Keeping tabs on our teens' online habits doesn't just keep them safe from online predators. More and more parents are becoming wary of the excessive hours their teens spend surfing the web, withdrawing from family, friends and activities they used to enjoy. Internet Addiction is a devastating problem facing far too many teens and their families. While medical professionals have done limited research on the topic, more and more are recognizing this destructive behavior and even mor…

Sue Scheff: Getting Teens Talking

I speak with parents frequently and the most common problems I hear is the lack of communication with their teenagers today. Connect with Kids has a great article to help you break through this communication barrier with some great tips and ideas in dealing with your teens.

Source: Connect with Kids

"You can push too much and that’ll shut the child down. So it’s a fine balance: Be available, be a good listener, and also know when you do need to push in case they’re into some things that they shouldn’t be.”

– Gloria Meaux, Ph.D., psychologist

How much do teenagers tell their parents?

“I hardly share anything with my parents,” says 16-year-old Derek Kelley.

“I share very little with my parents,” says 18-year-old Tyler Wichelhaus.

And Jessie Donaghy gives an example of a question she hates: “How was your day?”

“When you’ve had a horrible day, you just feel like people at school are mad at you,” she says. “Your classes went horribly, you failed a test. It can almost be an insult without them…

Sue Scheff: Raising Teens in a New Culture

Source: Shoulder to Shoulder

Raising teens poses enough challenges in itself - parenting a teen in a new culture adds another level of complexity. Chances are, your teen years were very different than your child's will be living in America. Here's a few things to keep in mind as you guide your teen into young adulthood:

YOUR TEEN MAY TRY TO FIT THE "AMERICAN" NORM.We may not like it, but this is normal. Sometimes it means they will dress in strange ways or "reject" their culture. Peer pressure is a big deal to kids at this age, and they're just trying to fit in with the rest of their friends and schoolmates at this time.

PASS ON YOUR CULTURE AND LANGUAGE.Your teen should know your family's traditions, beliefs, religion and language, as well as the story of your journey to America.

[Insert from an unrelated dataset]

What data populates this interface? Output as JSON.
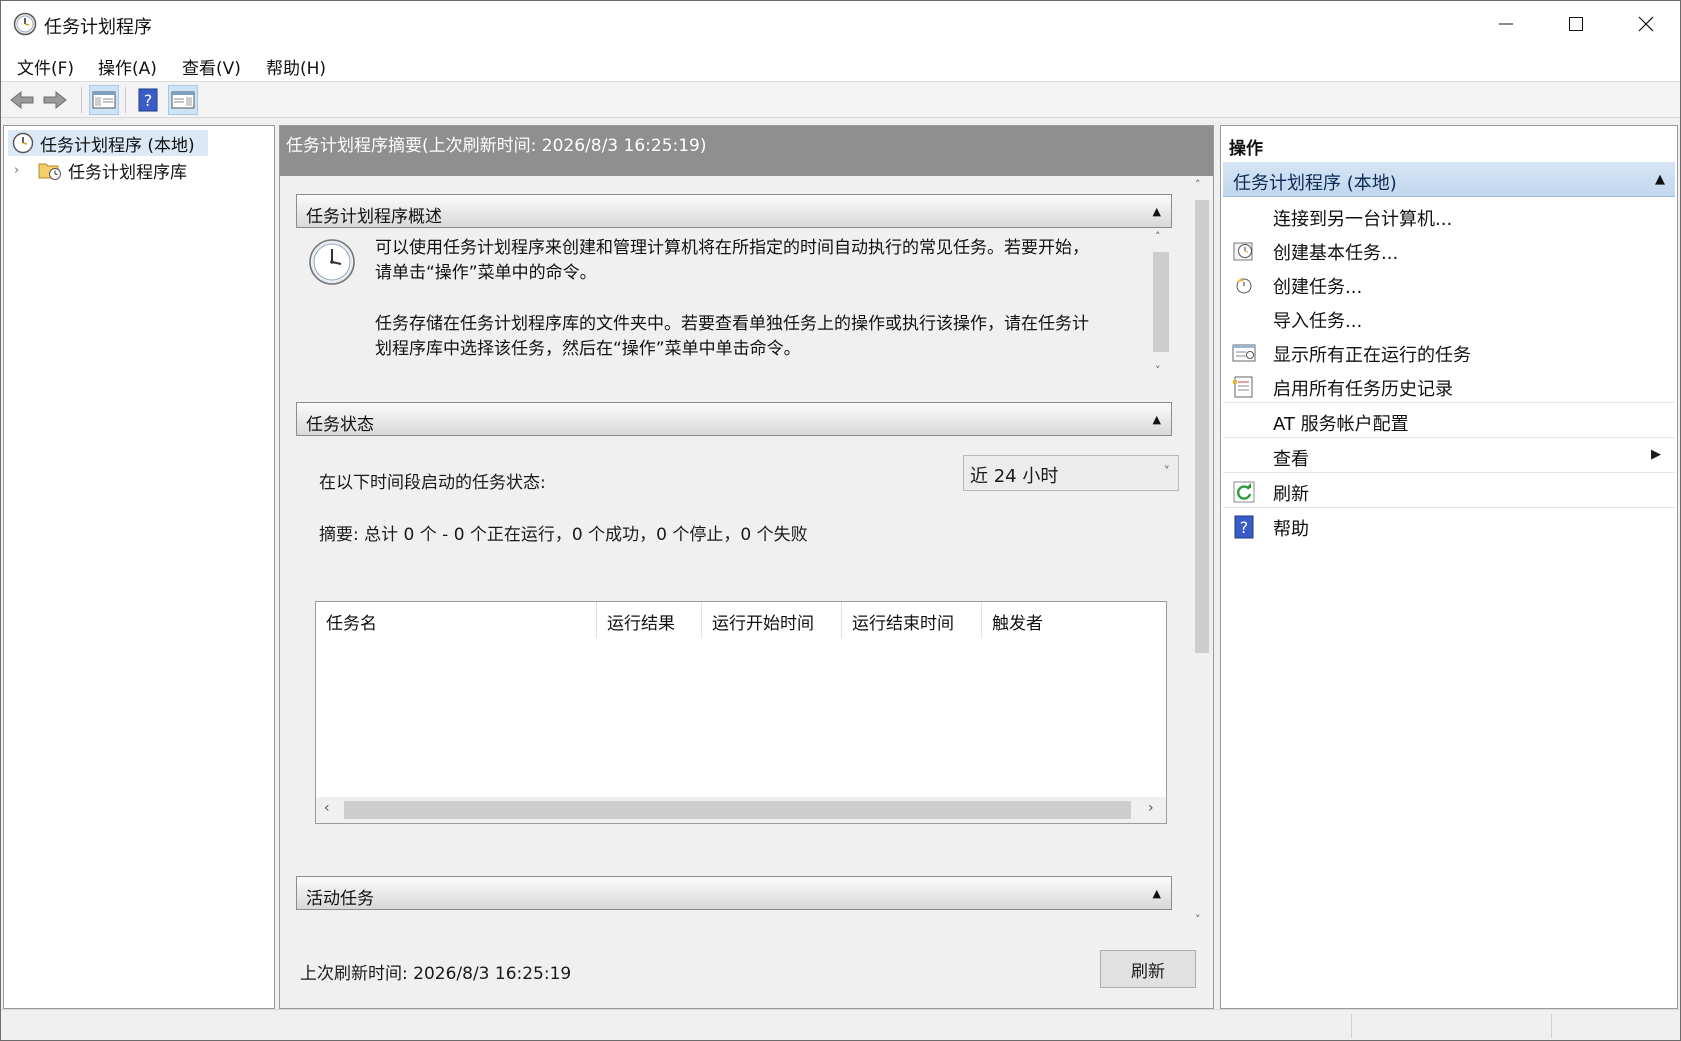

Right now, teens may not be interested or even "rebuff" their culture. As they grow up, they will learn to appreciate their language, food and customs - and take…